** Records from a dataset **
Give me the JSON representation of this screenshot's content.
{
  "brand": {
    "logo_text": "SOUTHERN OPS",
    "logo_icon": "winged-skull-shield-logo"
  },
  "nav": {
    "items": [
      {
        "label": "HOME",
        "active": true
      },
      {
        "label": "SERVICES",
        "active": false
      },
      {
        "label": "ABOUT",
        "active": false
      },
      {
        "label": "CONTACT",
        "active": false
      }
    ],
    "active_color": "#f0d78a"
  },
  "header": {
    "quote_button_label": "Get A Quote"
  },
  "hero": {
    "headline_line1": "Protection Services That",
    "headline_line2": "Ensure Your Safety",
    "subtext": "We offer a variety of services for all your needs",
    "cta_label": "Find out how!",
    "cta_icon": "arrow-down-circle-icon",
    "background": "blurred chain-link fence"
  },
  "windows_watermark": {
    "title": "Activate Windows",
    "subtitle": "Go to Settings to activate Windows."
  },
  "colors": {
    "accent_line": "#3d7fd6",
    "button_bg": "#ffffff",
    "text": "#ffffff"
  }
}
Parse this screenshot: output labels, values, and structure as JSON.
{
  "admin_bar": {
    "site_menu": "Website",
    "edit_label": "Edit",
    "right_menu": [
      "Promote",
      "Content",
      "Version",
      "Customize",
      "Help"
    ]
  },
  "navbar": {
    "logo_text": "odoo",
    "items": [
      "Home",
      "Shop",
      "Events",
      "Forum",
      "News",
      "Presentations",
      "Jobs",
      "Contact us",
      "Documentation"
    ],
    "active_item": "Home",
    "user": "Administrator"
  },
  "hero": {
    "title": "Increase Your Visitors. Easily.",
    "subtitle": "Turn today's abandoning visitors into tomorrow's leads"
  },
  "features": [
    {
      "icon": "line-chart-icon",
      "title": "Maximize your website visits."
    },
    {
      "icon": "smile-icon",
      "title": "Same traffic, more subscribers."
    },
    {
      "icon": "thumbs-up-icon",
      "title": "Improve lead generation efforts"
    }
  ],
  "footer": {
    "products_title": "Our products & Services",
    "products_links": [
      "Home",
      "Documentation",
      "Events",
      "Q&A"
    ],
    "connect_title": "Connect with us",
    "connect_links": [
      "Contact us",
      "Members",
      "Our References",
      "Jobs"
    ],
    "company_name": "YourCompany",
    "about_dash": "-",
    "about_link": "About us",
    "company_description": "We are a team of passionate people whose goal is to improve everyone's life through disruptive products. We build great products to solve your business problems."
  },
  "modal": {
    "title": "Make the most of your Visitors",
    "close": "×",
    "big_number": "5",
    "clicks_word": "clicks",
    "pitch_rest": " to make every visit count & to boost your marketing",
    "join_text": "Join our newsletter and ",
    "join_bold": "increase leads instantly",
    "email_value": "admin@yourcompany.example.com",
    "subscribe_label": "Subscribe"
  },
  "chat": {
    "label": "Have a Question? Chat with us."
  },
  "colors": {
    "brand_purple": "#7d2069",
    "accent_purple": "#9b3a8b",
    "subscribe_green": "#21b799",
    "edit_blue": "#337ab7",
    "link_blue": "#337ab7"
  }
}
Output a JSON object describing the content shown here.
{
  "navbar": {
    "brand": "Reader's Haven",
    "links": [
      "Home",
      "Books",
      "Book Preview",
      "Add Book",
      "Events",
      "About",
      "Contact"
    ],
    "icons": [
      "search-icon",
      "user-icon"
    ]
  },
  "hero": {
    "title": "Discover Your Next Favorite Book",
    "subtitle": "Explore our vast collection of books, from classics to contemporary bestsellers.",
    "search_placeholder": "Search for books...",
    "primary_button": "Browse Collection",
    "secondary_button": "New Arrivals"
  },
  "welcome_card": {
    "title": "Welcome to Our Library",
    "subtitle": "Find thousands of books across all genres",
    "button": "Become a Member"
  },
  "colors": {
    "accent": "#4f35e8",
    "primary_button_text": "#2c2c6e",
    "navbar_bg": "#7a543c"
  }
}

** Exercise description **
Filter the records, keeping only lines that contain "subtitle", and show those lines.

** Answer area **
    "subtitle": "Go to Settings to activate Windows."
    "subtitle": "Turn today's abandoning visitors into tomorrow's leads"
    "subtitle": "Explore our vast collection of books, from classics to contemporary bestsellers.",
    "subtitle": "Find thousands of books across all genres",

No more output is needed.